What the task requires »
Nothing but the pictures gets dropped; retype every entry exactly.

------------

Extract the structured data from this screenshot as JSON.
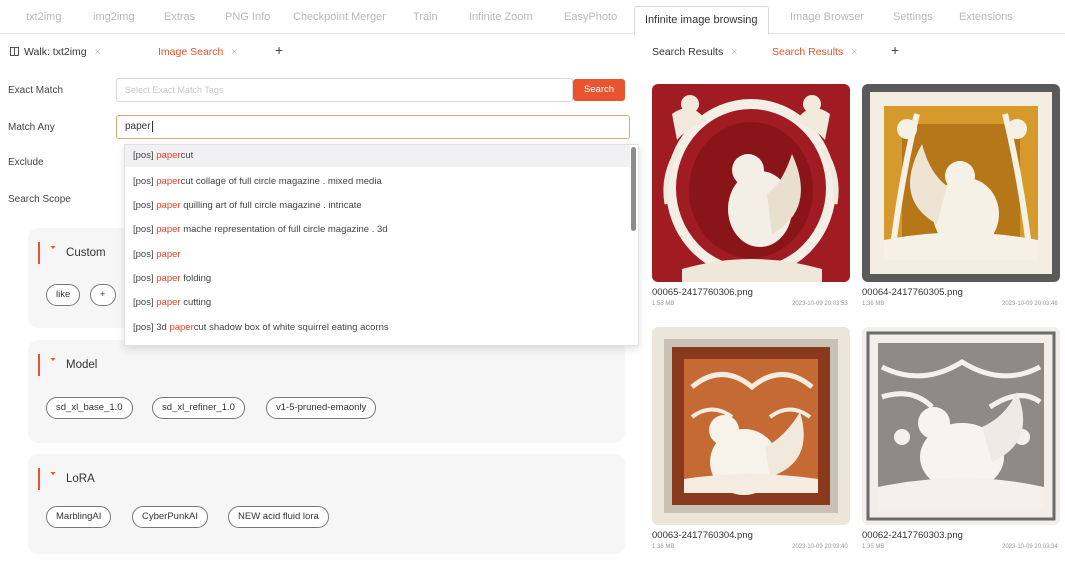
{
  "top_tabs": [
    {
      "label": "txt2img",
      "active": false
    },
    {
      "label": "img2img",
      "active": false
    },
    {
      "label": "Extras",
      "active": false
    },
    {
      "label": "PNG Info",
      "active": false
    },
    {
      "label": "Checkpoint Merger",
      "active": false
    },
    {
      "label": "Train",
      "active": false
    },
    {
      "label": "Infinite Zoom",
      "active": false
    },
    {
      "label": "EasyPhoto",
      "active": false
    },
    {
      "label": "Infinite image browsing",
      "active": true
    },
    {
      "label": "Image Browser",
      "active": false
    },
    {
      "label": "Settings",
      "active": false
    },
    {
      "label": "Extensions",
      "active": false
    }
  ],
  "left_tabs": [
    {
      "label": "Walk: txt2img",
      "active": false,
      "icon": "grid-icon"
    },
    {
      "label": "Image Search",
      "active": true
    }
  ],
  "right_tabs": [
    {
      "label": "Search Results",
      "active": false
    },
    {
      "label": "Search Results",
      "active": true
    }
  ],
  "close_glyph": "×",
  "plus_glyph": "+",
  "form": {
    "exact_label": "Exact Match",
    "exact_placeholder": "Select Exact Match Tags",
    "search_button": "Search",
    "any_label": "Match Any",
    "any_value": "paper",
    "exclude_label": "Exclude",
    "scope_label": "Search Scope"
  },
  "suggestions": [
    {
      "prefix": "[pos] ",
      "match": "paper",
      "rest": "cut",
      "highlighted": true
    },
    {
      "prefix": "[pos] ",
      "match": "paper",
      "rest": "cut collage of full circle magazine . mixed media",
      "highlighted": false
    },
    {
      "prefix": "[pos] ",
      "match": "paper",
      "rest": " quilling art of full circle magazine . intricate",
      "highlighted": false
    },
    {
      "prefix": "[pos] ",
      "match": "paper",
      "rest": " mache representation of full circle magazine . 3d",
      "highlighted": false
    },
    {
      "prefix": "[pos] ",
      "match": "paper",
      "rest": "",
      "highlighted": false
    },
    {
      "prefix": "[pos] ",
      "match": "paper",
      "rest": " folding",
      "highlighted": false
    },
    {
      "prefix": "[pos] ",
      "match": "paper",
      "rest": " cutting",
      "highlighted": false
    },
    {
      "prefix": "[pos] 3d ",
      "match": "paper",
      "rest": "cut shadow box of white squirrel eating acorns",
      "highlighted": false
    }
  ],
  "cards": {
    "custom": {
      "title": "Custom",
      "chips": [
        "like",
        "+"
      ]
    },
    "model": {
      "title": "Model",
      "chips": [
        "sd_xl_base_1.0",
        "sd_xl_refiner_1.0",
        "v1-5-pruned-emaonly"
      ]
    },
    "lora": {
      "title": "LoRA",
      "chips": [
        "MarblingAI",
        "CyberPunkAI",
        "NEW acid fluid lora"
      ]
    }
  },
  "results": [
    {
      "file": "00065-2417760306.png",
      "size": "1.58 MB",
      "date": "2023-10-09 20:03:53",
      "style": "red-oval"
    },
    {
      "file": "00064-2417760305.png",
      "size": "1.36 MB",
      "date": "2023-10-09 20:03:46",
      "style": "gold-square"
    },
    {
      "file": "00063-2417760304.png",
      "size": "1.36 MB",
      "date": "2023-10-09 20:03:40",
      "style": "copper-frame"
    },
    {
      "file": "00062-2417760303.png",
      "size": "1.35 MB",
      "date": "2023-10-09 20:03:34",
      "style": "gray-lace"
    }
  ],
  "colors": {
    "accent": "#e8542f",
    "match": "#e3432a"
  }
}
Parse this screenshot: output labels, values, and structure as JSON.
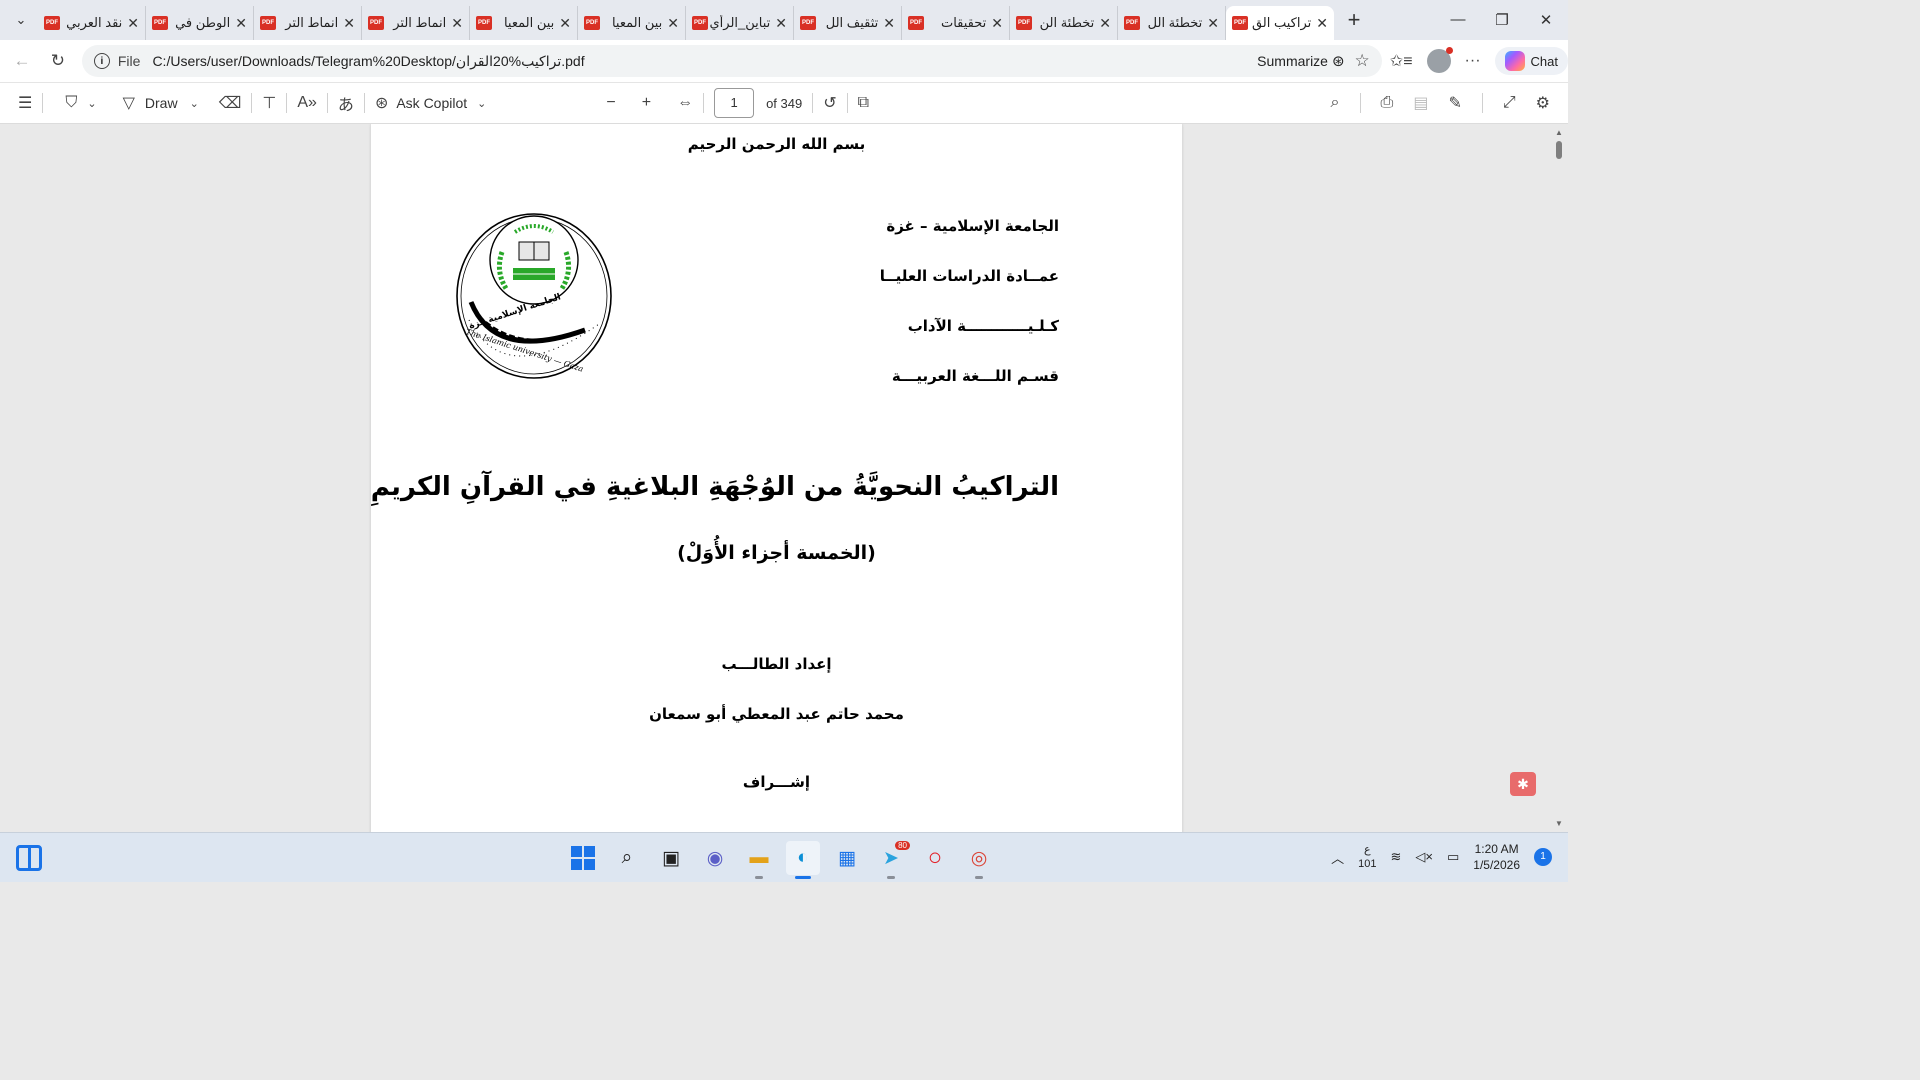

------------

Result for this task »
Extract the structured data from this screenshot as JSON.
{
  "top_tabs": [
    {
      "label": "txt2img",
      "active": false
    },
    {
      "label": "img2img",
      "active": false
    },
    {
      "label": "Extras",
      "active": false
    },
    {
      "label": "PNG Info",
      "active": false
    },
    {
      "label": "Checkpoint Merger",
      "active": false
    },
    {
      "label": "Train",
      "active": false
    },
    {
      "label": "Infinite Zoom",
      "active": false
    },
    {
      "label": "EasyPhoto",
      "active": false
    },
    {
      "label": "Infinite image browsing",
      "active": true
    },
    {
      "label": "Image Browser",
      "active": false
    },
    {
      "label": "Settings",
      "active": false
    },
    {
      "label": "Extensions",
      "active": false
    }
  ],
  "left_tabs": [
    {
      "label": "Walk: txt2img",
      "active": false,
      "icon": "grid-icon"
    },
    {
      "label": "Image Search",
      "active": true
    }
  ],
  "right_tabs": [
    {
      "label": "Search Results",
      "active": false
    },
    {
      "label": "Search Results",
      "active": true
    }
  ],
  "close_glyph": "×",
  "plus_glyph": "+",
  "form": {
    "exact_label": "Exact Match",
    "exact_placeholder": "Select Exact Match Tags",
    "search_button": "Search",
    "any_label": "Match Any",
    "any_value": "paper",
    "exclude_label": "Exclude",
    "scope_label": "Search Scope"
  },
  "suggestions": [
    {
      "prefix": "[pos] ",
      "match": "paper",
      "rest": "cut",
      "highlighted": true
    },
    {
      "prefix": "[pos] ",
      "match": "paper",
      "rest": "cut collage of full circle magazine . mixed media",
      "highlighted": false
    },
    {
      "prefix": "[pos] ",
      "match": "paper",
      "rest": " quilling art of full circle magazine . intricate",
      "highlighted": false
    },
    {
      "prefix": "[pos] ",
      "match": "paper",
      "rest": " mache representation of full circle magazine . 3d",
      "highlighted": false
    },
    {
      "prefix": "[pos] ",
      "match": "paper",
      "rest": "",
      "highlighted": false
    },
    {
      "prefix": "[pos] ",
      "match": "paper",
      "rest": " folding",
      "highlighted": false
    },
    {
      "prefix": "[pos] ",
      "match": "paper",
      "rest": " cutting",
      "highlighted": false
    },
    {
      "prefix": "[pos] 3d ",
      "match": "paper",
      "rest": "cut shadow box of white squirrel eating acorns",
      "highlighted": false
    }
  ],
  "cards": {
    "custom": {
      "title": "Custom",
      "chips": [
        "like",
        "+"
      ]
    },
    "model": {
      "title": "Model",
      "chips": [
        "sd_xl_base_1.0",
        "sd_xl_refiner_1.0",
        "v1-5-pruned-emaonly"
      ]
    },
    "lora": {
      "title": "LoRA",
      "chips": [
        "MarblingAI",
        "CyberPunkAI",
        "NEW acid fluid lora"
      ]
    }
  },
  "results": [
    {
      "file": "00065-2417760306.png",
      "size": "1.58 MB",
      "date": "2023-10-09 20:03:53",
      "style": "red-oval"
    },
    {
      "file": "00064-2417760305.png",
      "size": "1.36 MB",
      "date": "2023-10-09 20:03:46",
      "style": "gold-square"
    },
    {
      "file": "00063-2417760304.png",
      "size": "1.36 MB",
      "date": "2023-10-09 20:03:40",
      "style": "copper-frame"
    },
    {
      "file": "00062-2417760303.png",
      "size": "1.35 MB",
      "date": "2023-10-09 20:03:34",
      "style": "gray-lace"
    }
  ],
  "colors": {
    "accent": "#e8542f",
    "match": "#e3432a"
  }
}
Parse this screenshot: output labels, values, and structure as JSON.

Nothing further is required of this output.